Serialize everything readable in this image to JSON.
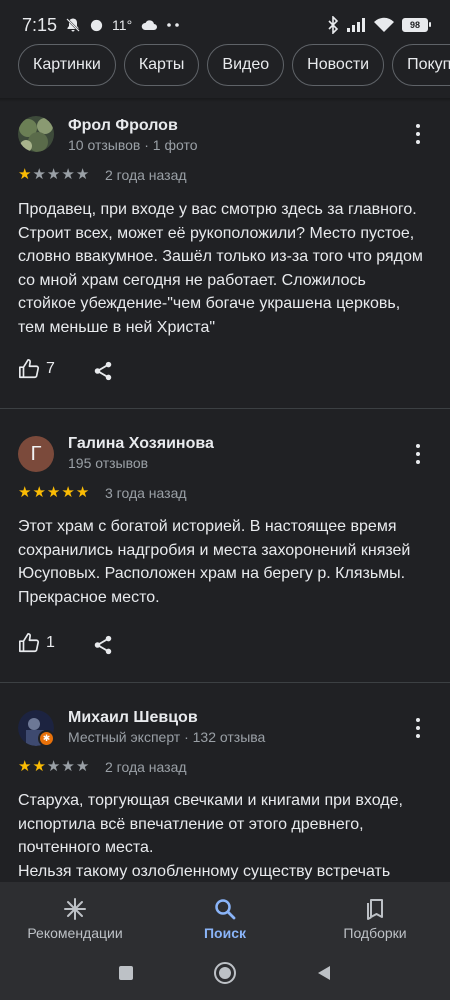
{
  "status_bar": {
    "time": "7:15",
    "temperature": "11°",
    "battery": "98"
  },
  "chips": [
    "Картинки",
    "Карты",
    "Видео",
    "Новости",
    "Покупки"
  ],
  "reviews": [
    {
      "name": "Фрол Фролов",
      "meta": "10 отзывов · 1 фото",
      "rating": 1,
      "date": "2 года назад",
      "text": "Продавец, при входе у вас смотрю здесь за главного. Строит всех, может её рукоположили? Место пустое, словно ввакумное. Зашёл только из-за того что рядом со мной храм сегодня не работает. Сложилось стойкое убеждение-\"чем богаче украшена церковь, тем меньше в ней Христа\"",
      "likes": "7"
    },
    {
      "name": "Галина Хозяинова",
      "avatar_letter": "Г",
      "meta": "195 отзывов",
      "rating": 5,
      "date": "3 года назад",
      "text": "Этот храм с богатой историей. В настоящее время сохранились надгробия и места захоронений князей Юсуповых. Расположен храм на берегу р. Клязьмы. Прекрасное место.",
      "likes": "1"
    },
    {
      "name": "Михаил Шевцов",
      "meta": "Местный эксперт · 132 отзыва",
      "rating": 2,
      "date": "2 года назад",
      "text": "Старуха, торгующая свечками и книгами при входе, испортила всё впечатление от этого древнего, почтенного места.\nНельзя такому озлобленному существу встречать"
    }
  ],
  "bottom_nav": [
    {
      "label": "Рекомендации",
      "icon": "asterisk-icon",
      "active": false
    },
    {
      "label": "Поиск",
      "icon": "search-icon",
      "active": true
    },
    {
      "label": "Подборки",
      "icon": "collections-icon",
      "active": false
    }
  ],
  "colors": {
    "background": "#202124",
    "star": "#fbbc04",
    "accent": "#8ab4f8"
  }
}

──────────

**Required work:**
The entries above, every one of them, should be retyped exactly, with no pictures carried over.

**Reply:**
Serialize everything readable in this image to JSON.
{
  "status_bar": {
    "time": "7:15",
    "temperature": "11°",
    "battery": "98"
  },
  "chips": [
    "Картинки",
    "Карты",
    "Видео",
    "Новости",
    "Покупки"
  ],
  "reviews": [
    {
      "name": "Фрол Фролов",
      "meta": "10 отзывов · 1 фото",
      "rating": 1,
      "date": "2 года назад",
      "text": "Продавец, при входе у вас смотрю здесь за главного. Строит всех, может её рукоположили? Место пустое, словно ввакумное. Зашёл только из-за того что рядом со мной храм сегодня не работает. Сложилось стойкое убеждение-\"чем богаче украшена церковь, тем меньше в ней Христа\"",
      "likes": "7"
    },
    {
      "name": "Галина Хозяинова",
      "avatar_letter": "Г",
      "meta": "195 отзывов",
      "rating": 5,
      "date": "3 года назад",
      "text": "Этот храм с богатой историей. В настоящее время сохранились надгробия и места захоронений князей Юсуповых. Расположен храм на берегу р. Клязьмы. Прекрасное место.",
      "likes": "1"
    },
    {
      "name": "Михаил Шевцов",
      "meta": "Местный эксперт · 132 отзыва",
      "rating": 2,
      "date": "2 года назад",
      "text": "Старуха, торгующая свечками и книгами при входе, испортила всё впечатление от этого древнего, почтенного места.\nНельзя такому озлобленному существу встречать"
    }
  ],
  "bottom_nav": [
    {
      "label": "Рекомендации",
      "icon": "asterisk-icon",
      "active": false
    },
    {
      "label": "Поиск",
      "icon": "search-icon",
      "active": true
    },
    {
      "label": "Подборки",
      "icon": "collections-icon",
      "active": false
    }
  ],
  "colors": {
    "background": "#202124",
    "star": "#fbbc04",
    "accent": "#8ab4f8"
  }
}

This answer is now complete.